(EXERCISE MATERIALS)

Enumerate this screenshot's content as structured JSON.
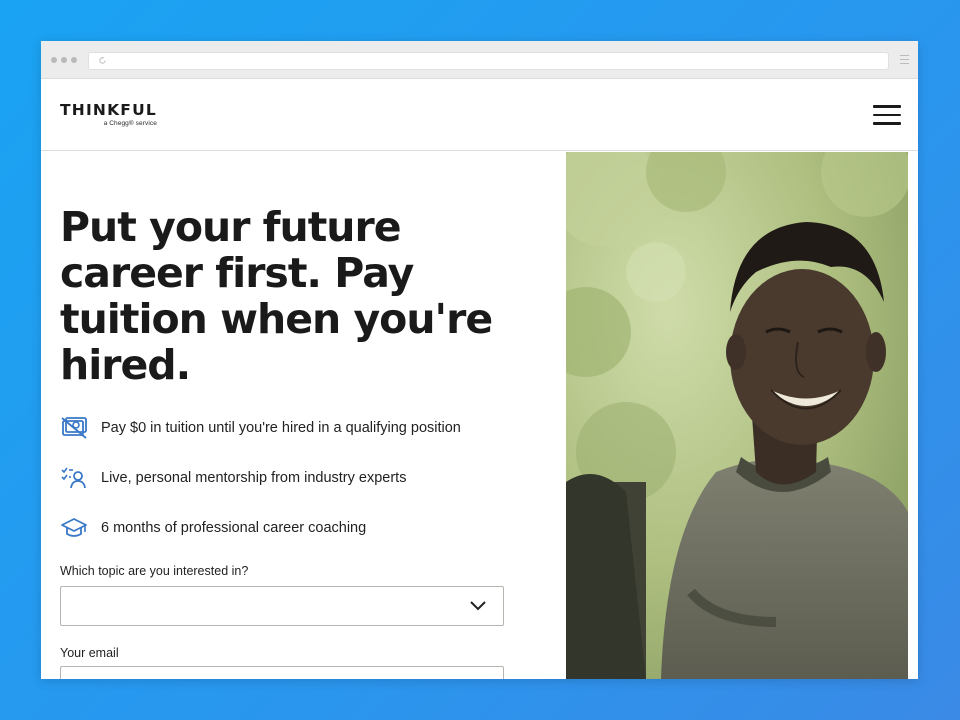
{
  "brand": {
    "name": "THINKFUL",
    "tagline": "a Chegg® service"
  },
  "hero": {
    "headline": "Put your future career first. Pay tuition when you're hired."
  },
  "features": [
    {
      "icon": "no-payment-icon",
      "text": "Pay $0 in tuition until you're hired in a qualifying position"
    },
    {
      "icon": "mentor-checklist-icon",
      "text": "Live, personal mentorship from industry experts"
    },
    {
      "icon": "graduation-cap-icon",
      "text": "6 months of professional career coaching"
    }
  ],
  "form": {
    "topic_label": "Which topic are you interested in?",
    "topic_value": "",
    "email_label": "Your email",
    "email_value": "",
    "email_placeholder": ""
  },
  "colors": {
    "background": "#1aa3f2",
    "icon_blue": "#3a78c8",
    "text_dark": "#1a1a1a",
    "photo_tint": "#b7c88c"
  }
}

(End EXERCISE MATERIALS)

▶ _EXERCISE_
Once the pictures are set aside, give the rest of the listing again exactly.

▶ _RESPONSE_
Enumerate this screenshot's content as structured JSON.
{
  "brand": {
    "name": "THINKFUL",
    "tagline": "a Chegg® service"
  },
  "hero": {
    "headline": "Put your future career first. Pay tuition when you're hired."
  },
  "features": [
    {
      "icon": "no-payment-icon",
      "text": "Pay $0 in tuition until you're hired in a qualifying position"
    },
    {
      "icon": "mentor-checklist-icon",
      "text": "Live, personal mentorship from industry experts"
    },
    {
      "icon": "graduation-cap-icon",
      "text": "6 months of professional career coaching"
    }
  ],
  "form": {
    "topic_label": "Which topic are you interested in?",
    "topic_value": "",
    "email_label": "Your email",
    "email_value": "",
    "email_placeholder": ""
  },
  "colors": {
    "background": "#1aa3f2",
    "icon_blue": "#3a78c8",
    "text_dark": "#1a1a1a",
    "photo_tint": "#b7c88c"
  }
}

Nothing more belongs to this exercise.